From September, teachers should only be asked to cover for absent colleagues on rare occasions in unforeseeable situations. But what does this mean in reality?
New "rarely cover" legislation now features in the revised School Teachers' Pay and Conditions document. It applies to unexpected cover for absence; it does not apply to cover arrangements that have been planned as part of the school calendar and means that schools are not allowed to timetable regular teachers as "available for cover". However, a teacher can still have a timetable that includes regular sessions covering, for example, a colleague's PPA time.
In preparation for it, schools have been asked to analyse their historical patterns of absence, and to publish a teaching calendar that will minimise the need for last-minute cover arrangements.
Heads are concerned that "rarely cover" will hamstring flexibility, limit school trips and harm pupil outcomes.
There is no easy answer, but schools worried about resourcing could try to tackle the issue in a number of ways.

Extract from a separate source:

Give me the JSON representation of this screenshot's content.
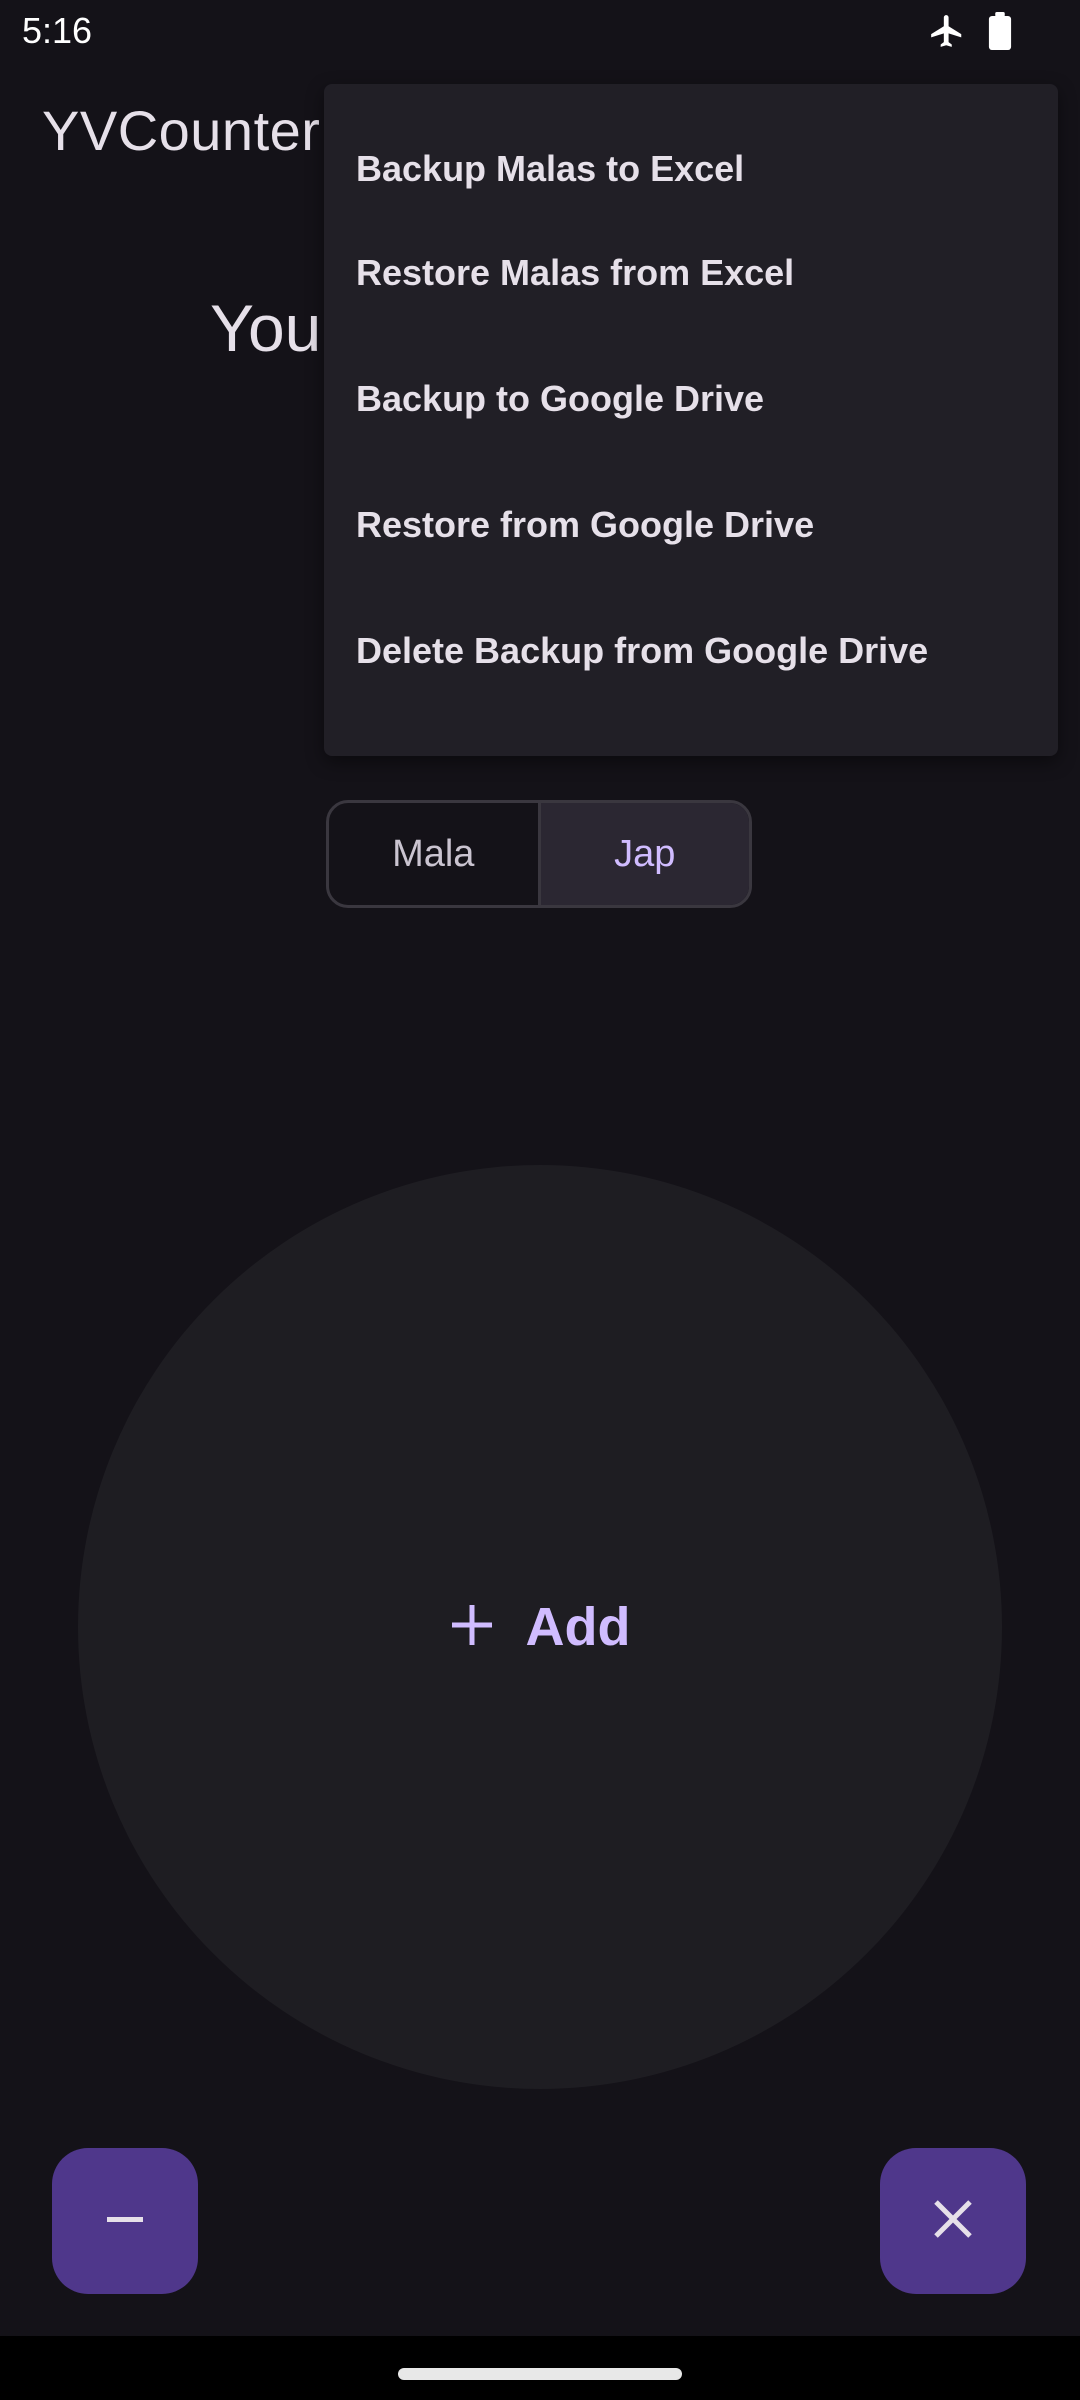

These include reviewing your leave of absence policy, using cover supervisors or higher level teaching assistants (HLTAs), creating a learning centre and employing "floating" teachers or supply teachers. Splitting teaching groups is seen as cover and will not be allowed.
The Workforce Agreement Monitoring Group (WAMG) found that just 30 per cent of absence was down to illness, concluding that tighter restrictions on leave are possible. However, the National Union of Teachers has said it is opposed to any renegotiation of leave entitlements, and a leave policy that encroaches on local authority contracts is not permitted. Plus, schools must take account of national employment regulations that allow leave for circumstances such as hospital appointments, caring for dependents, emergencies or religious events.

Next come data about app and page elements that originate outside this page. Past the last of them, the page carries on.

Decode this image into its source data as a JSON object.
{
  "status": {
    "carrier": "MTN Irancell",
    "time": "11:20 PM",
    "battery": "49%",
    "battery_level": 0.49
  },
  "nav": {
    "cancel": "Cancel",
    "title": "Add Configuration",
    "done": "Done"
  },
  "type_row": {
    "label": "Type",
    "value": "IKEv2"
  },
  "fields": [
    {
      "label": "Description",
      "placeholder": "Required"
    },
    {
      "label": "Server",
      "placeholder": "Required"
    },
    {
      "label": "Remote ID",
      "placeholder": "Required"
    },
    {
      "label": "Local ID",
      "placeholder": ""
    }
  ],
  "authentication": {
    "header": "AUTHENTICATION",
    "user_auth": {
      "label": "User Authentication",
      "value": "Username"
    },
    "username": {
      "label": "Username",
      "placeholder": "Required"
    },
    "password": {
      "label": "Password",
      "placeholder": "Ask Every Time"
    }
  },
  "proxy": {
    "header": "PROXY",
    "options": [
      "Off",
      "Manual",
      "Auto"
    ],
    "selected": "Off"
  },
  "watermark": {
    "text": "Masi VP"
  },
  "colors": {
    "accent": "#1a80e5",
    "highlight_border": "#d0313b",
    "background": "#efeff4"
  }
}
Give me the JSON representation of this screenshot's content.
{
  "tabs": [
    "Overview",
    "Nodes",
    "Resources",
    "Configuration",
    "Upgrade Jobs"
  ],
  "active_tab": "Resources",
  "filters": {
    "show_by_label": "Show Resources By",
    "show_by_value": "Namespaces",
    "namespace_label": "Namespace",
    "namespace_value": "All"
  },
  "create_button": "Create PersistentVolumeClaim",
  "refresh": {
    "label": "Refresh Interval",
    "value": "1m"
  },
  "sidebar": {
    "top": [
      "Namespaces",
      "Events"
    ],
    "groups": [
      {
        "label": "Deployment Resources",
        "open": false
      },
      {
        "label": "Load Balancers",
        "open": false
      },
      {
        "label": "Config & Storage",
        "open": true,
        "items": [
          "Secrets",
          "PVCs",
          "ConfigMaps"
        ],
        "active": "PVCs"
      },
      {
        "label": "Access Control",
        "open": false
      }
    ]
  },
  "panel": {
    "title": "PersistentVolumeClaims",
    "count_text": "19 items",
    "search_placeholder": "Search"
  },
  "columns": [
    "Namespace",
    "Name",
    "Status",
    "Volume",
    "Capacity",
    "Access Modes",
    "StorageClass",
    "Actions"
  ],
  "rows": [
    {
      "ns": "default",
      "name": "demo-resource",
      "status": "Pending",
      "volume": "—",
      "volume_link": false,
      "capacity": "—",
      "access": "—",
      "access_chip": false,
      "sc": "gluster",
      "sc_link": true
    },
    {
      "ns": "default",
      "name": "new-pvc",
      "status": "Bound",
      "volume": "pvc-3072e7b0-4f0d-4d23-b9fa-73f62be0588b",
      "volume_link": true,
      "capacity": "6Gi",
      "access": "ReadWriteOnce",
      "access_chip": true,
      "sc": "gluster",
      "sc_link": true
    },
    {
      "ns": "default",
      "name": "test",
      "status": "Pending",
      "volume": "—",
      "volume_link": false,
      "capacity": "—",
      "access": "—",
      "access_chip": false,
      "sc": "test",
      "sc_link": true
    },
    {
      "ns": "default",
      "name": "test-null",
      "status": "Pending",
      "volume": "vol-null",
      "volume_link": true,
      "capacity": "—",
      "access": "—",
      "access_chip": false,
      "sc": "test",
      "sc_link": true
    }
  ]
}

Employing full-time cover supervisors could provide an affordable and flexible in-house solution. There are also benefits in managing and developing staff who know the school and its pupils. But cover supervisors are not allowed to teach. They should only carry out set exercises, and teachers will still need to prepare the lessons.
Schools might also consider whether cover supervisors have the teaching capacity and subject knowledge needed to push pupils forwards. Some schools have opted to attach cover supervisors to departments, but cover supervision is still only recommended for short-term absence.
HLTAs are more expensive than cover supervisors, but they are allowed to plan and prepare lessons under the guidance of a teacher and might offer a good solution to short-term absences. However, they should not spend the majority of their time taking whole classes.
You could think about setting up a learning centre. For example, an ICT suite with 30 or more workstations could act as a fallback option for covering lessons. It can be supervised by support staff and your school will also benefit from an additional ICT resource. However, setting up something like this would require time and money, and lessons would have to be planned in advance for each department.
An easy but expensive option to cope with the new rarely cover regulations would be to use supply teachers. Last year schools in Cheshire spent more than pound;2.9m on supply teachers. However, there are obvious benefits to using a qualified teacher who is a specialist in the subject.
The rarely cover legislation also allows schools to use floating teachers who are employed wholly or mainly for the purpose of providing cover. A floating teacher can work at one school or across a cluster or local authority. However, as cover won't always be required, any plans for a floating teacher will need to be designed around your historical patterns of absence.
WAMG also allows schools to amend teachers' timetables to accommodate educational visits or activities. But changes should be kept to a minimum and agreed with staff as far in advance as possible. The NUT is opposed to this kind of re-timetabling.
Another common practice, splitting classes of pupils who need supervision and allocating them to another class, is seen as providing cover. Therefore from September this situation should only occur rarely, and as a last resort. There is no one solution for rarely cover. But whichever route you take you should ask yourself: "Is this the best option for the pupils?"
Joe Blair is specialist researcher in staffing issues at The Key, an independent service that supports school leaders by providing answers to their questions on all aspects of school leadership and management. www.usethekey.org.uk
Unexpected cover: your options
- Use cover supervisors or higher level teaching assistances (HLTAs).
- Create a learning centre.
- Employ "floating teachers" or supply teachers.
- Review your leave of absence policy. This sets out what qualifies for leave, whether it's paid, its length and whether the school has the authority to grant it.